BookExpo America (BEA), the book industry’s long-running trade expo, took place in Chicago last week. Within BEA, teens and YA book lovers convened at BookCon, a convention for book lovers that combined storytelling and pop culture in a daylong event. Fans attended panel discussions with such MG and YA stars as Kate DiCamillo, Dav Pilkey and Ransom Riggs. In honor of BookCon and BEA – the largest publishing event in North America – YA Wednesday looks at the history of children’s books and explores some topics and upcoming trends in YA.
• Publishers Weekly caught up with YA authors Veronica Roth, Melissa de la Cruz, Lauren Oliver, and Sabaa Tahir who gave a talk at BEA about what it means to write about good and evil, and why both heroes and villains abound in fiction, just as they do in real life.
• Did you know the first widely printed picture book for kids — the Orbis Pictus was published in 1658?
• For some historical context, check out this January 1888 article from The Atlantic archives, The History of Children’s Books.
• Children’s literature has gone through many stages. NPR Ed explores how children’s books have evolved from their inception in the mid-1600s up to the present.
• One of the ways YA literature has changed over the years is by embracing topics never before presented in YA books. For example, author Victoria Jamieson parlayed her experience on a roller derby team into her new book, Roller Girl.
• And YA stories don’t end with just books.
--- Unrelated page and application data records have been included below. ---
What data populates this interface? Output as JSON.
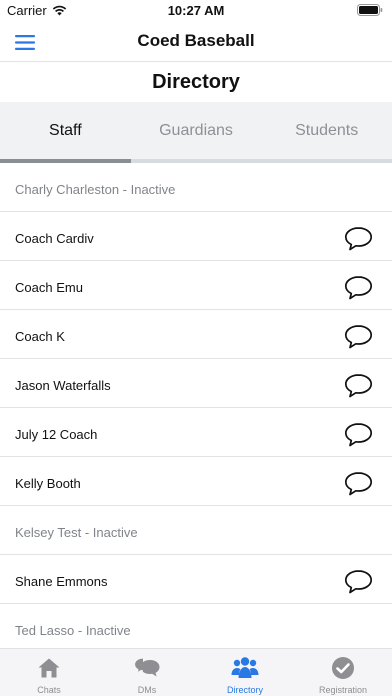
{
  "status": {
    "carrier": "Carrier",
    "time": "10:27 AM"
  },
  "nav": {
    "title": "Coed Baseball"
  },
  "page": {
    "title": "Directory"
  },
  "tabs": [
    {
      "label": "Staff",
      "active": true
    },
    {
      "label": "Guardians",
      "active": false
    },
    {
      "label": "Students",
      "active": false
    }
  ],
  "staff": [
    {
      "name": "Charly Charleston - Inactive",
      "inactive": true
    },
    {
      "name": "Coach Cardiv",
      "inactive": false
    },
    {
      "name": "Coach Emu",
      "inactive": false
    },
    {
      "name": "Coach K",
      "inactive": false
    },
    {
      "name": "Jason Waterfalls",
      "inactive": false
    },
    {
      "name": "July 12 Coach",
      "inactive": false
    },
    {
      "name": "Kelly Booth",
      "inactive": false
    },
    {
      "name": "Kelsey Test - Inactive",
      "inactive": true
    },
    {
      "name": "Shane Emmons",
      "inactive": false
    },
    {
      "name": "Ted Lasso - Inactive",
      "inactive": true
    }
  ],
  "tabbar": [
    {
      "label": "Chats",
      "icon": "home-icon",
      "active": false
    },
    {
      "label": "DMs",
      "icon": "chat-bubbles-icon",
      "active": false
    },
    {
      "label": "Directory",
      "icon": "people-group-icon",
      "active": true
    },
    {
      "label": "Registration",
      "icon": "check-circle-icon",
      "active": false
    }
  ],
  "colors": {
    "accent": "#2a78e4",
    "inactive_text": "#808489",
    "tab_bg": "#f1f2f4",
    "indicator": "#8a8e94"
  }
}
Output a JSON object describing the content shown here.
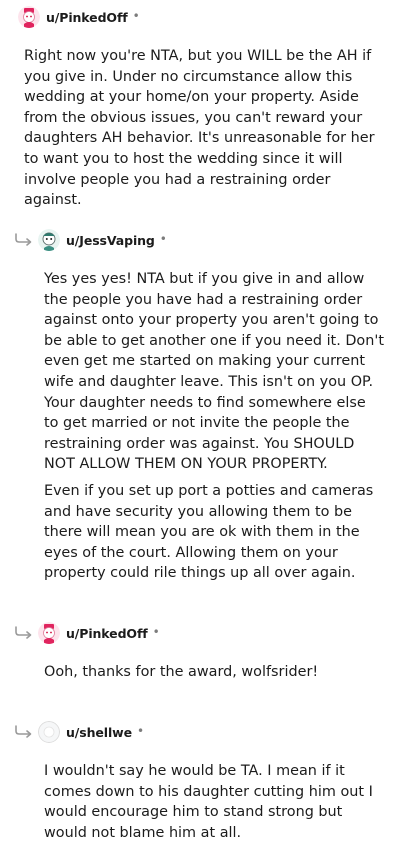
{
  "comments": [
    {
      "username": "u/PinkedOff",
      "separator": "•",
      "avatar_icon": "pink-snoo-avatar-icon",
      "paragraphs": [
        "Right now you're NTA, but you WILL be the AH if you give in. Under no circumstance allow this wedding at your home/on your property. Aside from the obvious issues, you can't reward your daughters AH behavior. It's unreasonable for her to want you to host the wedding since it will involve people you had a restraining order against."
      ]
    },
    {
      "username": "u/JessVaping",
      "separator": "•",
      "avatar_icon": "teal-snoo-avatar-icon",
      "reply_icon": "reply-arrow-icon",
      "paragraphs": [
        "Yes yes yes! NTA but if you give in and allow the people you have had a restraining order against onto your property you aren't going to be able to get another one if you need it. Don't even get me started on making your current wife and daughter leave. This isn't on you OP. Your daughter needs to find somewhere else to get married or not invite the people the restraining order was against. You SHOULD NOT ALLOW THEM ON YOUR PROPERTY.",
        "Even if you set up port a potties and cameras and have security you allowing them to be there will mean you are ok with them in the eyes of the court. Allowing them on your property could rile things up all over again."
      ]
    },
    {
      "username": "u/PinkedOff",
      "separator": "•",
      "avatar_icon": "pink-snoo-avatar-icon",
      "reply_icon": "reply-arrow-icon",
      "paragraphs": [
        "Ooh, thanks for the award, wolfsrider!"
      ]
    },
    {
      "username": "u/shellwe",
      "separator": "•",
      "avatar_icon": "default-avatar-icon",
      "reply_icon": "reply-arrow-icon",
      "paragraphs": [
        "I wouldn't say he would be TA. I mean if it comes down to his daughter cutting him out I would encourage him to stand strong but would not blame him at all."
      ]
    }
  ]
}
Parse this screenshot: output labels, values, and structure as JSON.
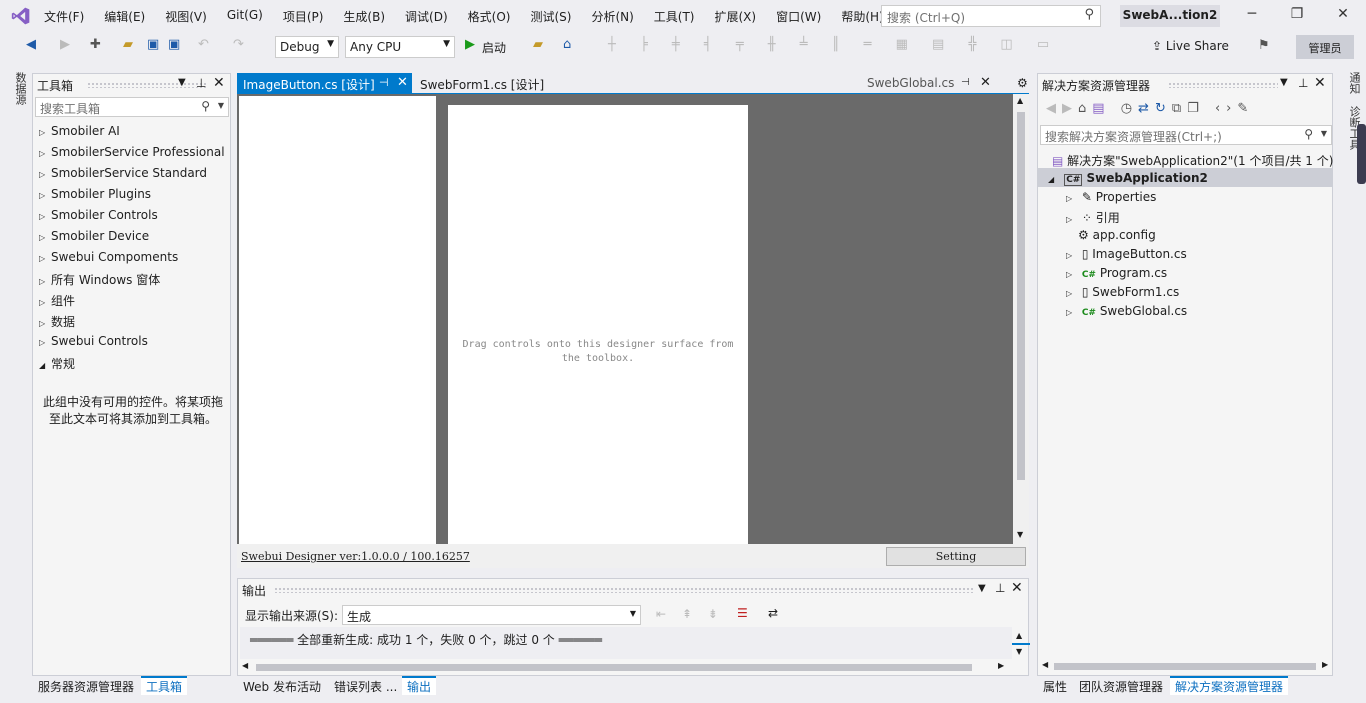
{
  "menu": [
    "文件(F)",
    "编辑(E)",
    "视图(V)",
    "Git(G)",
    "项目(P)",
    "生成(B)",
    "调试(D)",
    "格式(O)",
    "测试(S)",
    "分析(N)",
    "工具(T)",
    "扩展(X)",
    "窗口(W)",
    "帮助(H)"
  ],
  "search": {
    "placeholder": "搜索 (Ctrl+Q)"
  },
  "window": {
    "title": "SwebA...tion2"
  },
  "toolbar": {
    "config": "Debug",
    "platform": "Any CPU",
    "start": "启动",
    "live_share": "Live Share",
    "admin": "管理员"
  },
  "left_strip": "数据源",
  "toolbox": {
    "title": "工具箱",
    "search_placeholder": "搜索工具箱",
    "items": [
      "Smobiler AI",
      "SmobilerService Professional",
      "SmobilerService Standard",
      "Smobiler Plugins",
      "Smobiler Controls",
      "Smobiler Device",
      "Swebui Compoments",
      "所有 Windows 窗体",
      "组件",
      "数据",
      "Swebui Controls",
      "常规"
    ],
    "empty_msg": "此组中没有可用的控件。将某项拖至此文本可将其添加到工具箱。"
  },
  "tabs": {
    "active": "ImageButton.cs [设计]",
    "second": "SwebForm1.cs [设计]",
    "overflow": "SwebGlobal.cs"
  },
  "designer": {
    "drag_text": "Drag controls onto this designer surface from the toolbox.",
    "version": "Swebui Designer ver:1.0.0.0 / 100.16257",
    "setting": "Setting"
  },
  "output": {
    "title": "输出",
    "source_label": "显示输出来源(S):",
    "source_value": "生成",
    "line": "══════ 全部重新生成: 成功 1 个，失败 0 个，跳过 0 个 ══════"
  },
  "solution": {
    "title": "解决方案资源管理器",
    "search_placeholder": "搜索解决方案资源管理器(Ctrl+;)",
    "root": "解决方案\"SwebApplication2\"(1 个项目/共 1 个)",
    "project": "SwebApplication2",
    "items": [
      "Properties",
      "引用",
      "app.config",
      "ImageButton.cs",
      "Program.cs",
      "SwebForm1.cs",
      "SwebGlobal.cs"
    ]
  },
  "right_strip": [
    "通知",
    "诊断工具"
  ],
  "bottom_tabs_left": [
    "服务器资源管理器",
    "工具箱"
  ],
  "bottom_tabs_center": [
    "Web 发布活动",
    "错误列表 ...",
    "输出"
  ],
  "bottom_tabs_right": [
    "属性",
    "团队资源管理器",
    "解决方案资源管理器"
  ]
}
With the Hunger Games and other money-making movie franchises behind us, producers are scrambling to discover the next big film franchise.